WHAT IS REQUIRED = Go through the records below and copy out every line holding "JSON".

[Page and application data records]
------------------------

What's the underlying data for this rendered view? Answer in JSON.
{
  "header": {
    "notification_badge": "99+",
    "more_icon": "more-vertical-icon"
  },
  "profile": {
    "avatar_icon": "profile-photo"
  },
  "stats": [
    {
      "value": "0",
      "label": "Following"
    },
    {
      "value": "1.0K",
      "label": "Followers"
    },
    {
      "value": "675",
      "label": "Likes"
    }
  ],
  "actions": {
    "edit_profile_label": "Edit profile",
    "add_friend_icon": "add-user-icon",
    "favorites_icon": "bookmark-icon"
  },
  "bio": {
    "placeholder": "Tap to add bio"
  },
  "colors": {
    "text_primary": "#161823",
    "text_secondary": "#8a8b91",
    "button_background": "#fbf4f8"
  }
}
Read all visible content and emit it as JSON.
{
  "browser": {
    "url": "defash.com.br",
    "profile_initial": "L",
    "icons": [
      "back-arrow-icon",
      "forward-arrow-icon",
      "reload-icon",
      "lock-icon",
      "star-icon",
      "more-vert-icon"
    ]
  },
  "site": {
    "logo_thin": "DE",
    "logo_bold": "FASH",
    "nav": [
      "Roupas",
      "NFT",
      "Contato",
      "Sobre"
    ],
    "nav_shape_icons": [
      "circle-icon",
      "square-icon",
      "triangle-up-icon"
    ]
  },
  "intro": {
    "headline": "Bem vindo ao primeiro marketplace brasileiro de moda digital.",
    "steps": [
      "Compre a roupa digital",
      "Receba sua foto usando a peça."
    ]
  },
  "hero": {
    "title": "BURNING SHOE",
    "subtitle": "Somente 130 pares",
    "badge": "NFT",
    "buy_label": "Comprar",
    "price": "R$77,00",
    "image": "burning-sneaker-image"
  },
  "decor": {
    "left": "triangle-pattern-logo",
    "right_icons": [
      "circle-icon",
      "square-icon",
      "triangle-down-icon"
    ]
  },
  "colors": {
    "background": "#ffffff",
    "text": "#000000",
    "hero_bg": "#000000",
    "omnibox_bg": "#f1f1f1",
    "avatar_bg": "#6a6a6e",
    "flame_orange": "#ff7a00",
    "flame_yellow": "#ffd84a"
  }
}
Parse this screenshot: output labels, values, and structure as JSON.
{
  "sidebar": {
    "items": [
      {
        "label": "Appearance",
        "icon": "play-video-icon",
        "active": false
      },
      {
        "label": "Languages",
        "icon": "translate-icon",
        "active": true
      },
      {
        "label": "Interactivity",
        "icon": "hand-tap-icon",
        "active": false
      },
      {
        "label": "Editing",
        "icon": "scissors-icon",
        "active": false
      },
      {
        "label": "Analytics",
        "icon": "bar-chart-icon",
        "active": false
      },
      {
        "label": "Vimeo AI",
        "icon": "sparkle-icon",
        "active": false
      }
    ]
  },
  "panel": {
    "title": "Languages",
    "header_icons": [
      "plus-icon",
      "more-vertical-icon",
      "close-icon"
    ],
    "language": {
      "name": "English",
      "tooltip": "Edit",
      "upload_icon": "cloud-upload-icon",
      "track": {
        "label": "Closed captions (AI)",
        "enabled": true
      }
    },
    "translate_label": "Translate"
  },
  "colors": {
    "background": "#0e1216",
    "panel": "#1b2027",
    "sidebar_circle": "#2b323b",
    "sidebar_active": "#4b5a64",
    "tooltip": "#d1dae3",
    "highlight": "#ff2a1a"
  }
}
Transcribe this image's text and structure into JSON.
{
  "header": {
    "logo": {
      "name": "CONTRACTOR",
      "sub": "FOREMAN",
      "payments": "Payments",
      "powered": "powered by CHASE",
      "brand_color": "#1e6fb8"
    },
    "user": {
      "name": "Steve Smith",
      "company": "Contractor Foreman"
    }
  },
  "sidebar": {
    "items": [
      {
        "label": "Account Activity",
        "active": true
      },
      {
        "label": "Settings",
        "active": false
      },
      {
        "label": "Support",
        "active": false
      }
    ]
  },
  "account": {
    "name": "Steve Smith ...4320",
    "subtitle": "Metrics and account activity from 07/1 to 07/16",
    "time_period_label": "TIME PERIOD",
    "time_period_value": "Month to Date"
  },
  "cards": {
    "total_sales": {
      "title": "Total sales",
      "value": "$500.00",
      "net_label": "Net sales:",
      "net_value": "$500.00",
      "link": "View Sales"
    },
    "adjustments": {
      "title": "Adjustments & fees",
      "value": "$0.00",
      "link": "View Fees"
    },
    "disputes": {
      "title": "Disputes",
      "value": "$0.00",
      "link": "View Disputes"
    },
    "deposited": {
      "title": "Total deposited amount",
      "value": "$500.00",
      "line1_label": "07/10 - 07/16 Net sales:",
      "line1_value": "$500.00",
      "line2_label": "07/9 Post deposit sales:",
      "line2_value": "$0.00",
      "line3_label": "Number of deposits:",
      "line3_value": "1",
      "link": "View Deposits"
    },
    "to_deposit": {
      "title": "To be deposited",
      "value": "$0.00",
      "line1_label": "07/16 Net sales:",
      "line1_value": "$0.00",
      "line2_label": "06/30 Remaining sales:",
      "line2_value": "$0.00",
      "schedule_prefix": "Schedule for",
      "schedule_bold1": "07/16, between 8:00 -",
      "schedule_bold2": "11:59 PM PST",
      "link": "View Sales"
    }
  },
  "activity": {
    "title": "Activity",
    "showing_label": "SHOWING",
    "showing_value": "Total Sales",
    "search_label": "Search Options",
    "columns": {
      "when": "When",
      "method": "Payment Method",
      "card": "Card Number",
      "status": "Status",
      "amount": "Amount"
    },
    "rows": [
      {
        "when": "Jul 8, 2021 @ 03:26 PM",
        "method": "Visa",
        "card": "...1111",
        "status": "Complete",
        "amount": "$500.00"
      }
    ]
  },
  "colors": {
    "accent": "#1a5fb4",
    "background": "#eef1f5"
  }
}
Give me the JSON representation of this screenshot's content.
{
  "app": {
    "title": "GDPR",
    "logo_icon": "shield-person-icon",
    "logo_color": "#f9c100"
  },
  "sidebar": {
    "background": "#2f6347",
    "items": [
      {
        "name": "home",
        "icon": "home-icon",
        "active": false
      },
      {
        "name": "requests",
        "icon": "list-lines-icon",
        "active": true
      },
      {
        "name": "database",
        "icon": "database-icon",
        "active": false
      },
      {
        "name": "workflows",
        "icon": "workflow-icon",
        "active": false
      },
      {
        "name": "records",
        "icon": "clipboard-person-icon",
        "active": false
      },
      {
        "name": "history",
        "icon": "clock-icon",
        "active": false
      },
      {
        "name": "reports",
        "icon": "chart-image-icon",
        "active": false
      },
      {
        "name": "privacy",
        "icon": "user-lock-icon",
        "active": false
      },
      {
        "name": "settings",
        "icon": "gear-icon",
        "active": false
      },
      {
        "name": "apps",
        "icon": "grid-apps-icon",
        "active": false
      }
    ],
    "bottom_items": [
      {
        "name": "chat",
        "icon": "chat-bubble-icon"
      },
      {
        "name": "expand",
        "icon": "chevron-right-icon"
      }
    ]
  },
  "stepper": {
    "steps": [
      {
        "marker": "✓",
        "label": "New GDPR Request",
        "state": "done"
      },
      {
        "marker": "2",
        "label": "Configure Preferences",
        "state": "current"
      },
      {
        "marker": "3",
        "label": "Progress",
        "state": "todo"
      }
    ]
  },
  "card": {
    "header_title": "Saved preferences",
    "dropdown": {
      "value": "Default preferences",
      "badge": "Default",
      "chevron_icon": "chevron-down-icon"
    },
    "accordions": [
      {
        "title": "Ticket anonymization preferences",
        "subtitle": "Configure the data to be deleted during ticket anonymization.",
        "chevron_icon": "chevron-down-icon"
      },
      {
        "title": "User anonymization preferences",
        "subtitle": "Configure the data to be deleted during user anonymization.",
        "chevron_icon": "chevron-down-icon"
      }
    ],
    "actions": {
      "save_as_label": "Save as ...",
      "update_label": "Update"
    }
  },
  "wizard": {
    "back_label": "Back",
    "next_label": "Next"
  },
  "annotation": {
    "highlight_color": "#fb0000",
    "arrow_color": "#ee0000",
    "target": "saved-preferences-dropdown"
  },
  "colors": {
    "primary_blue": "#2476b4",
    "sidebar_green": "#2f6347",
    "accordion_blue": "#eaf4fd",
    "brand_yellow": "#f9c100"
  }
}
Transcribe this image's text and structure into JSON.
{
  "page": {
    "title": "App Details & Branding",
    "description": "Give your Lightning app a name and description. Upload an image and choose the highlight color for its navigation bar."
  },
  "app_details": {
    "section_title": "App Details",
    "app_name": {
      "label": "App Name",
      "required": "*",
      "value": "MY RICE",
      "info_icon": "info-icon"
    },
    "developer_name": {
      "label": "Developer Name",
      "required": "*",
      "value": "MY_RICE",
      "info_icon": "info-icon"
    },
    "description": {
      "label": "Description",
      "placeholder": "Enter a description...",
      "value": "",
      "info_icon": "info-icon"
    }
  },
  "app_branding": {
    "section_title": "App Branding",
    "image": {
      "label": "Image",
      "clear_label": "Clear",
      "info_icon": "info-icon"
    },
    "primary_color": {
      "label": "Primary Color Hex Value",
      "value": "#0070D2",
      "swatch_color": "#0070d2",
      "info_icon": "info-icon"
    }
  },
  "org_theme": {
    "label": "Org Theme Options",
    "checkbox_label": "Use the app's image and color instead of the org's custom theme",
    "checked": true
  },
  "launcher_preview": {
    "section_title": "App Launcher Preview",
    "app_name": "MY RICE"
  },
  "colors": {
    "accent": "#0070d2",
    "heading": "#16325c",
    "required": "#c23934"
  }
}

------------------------

PROBLEM SOLUTION =
What's the underlying data for this rendered view? Answer in JSON.
Read all visible content and emit it as JSON.
Parse this screenshot: output labels, values, and structure as JSON.
Transcribe this image's text and structure into JSON.
Give me the JSON representation of this screenshot's content.
Transcribe this image's text and structure into JSON.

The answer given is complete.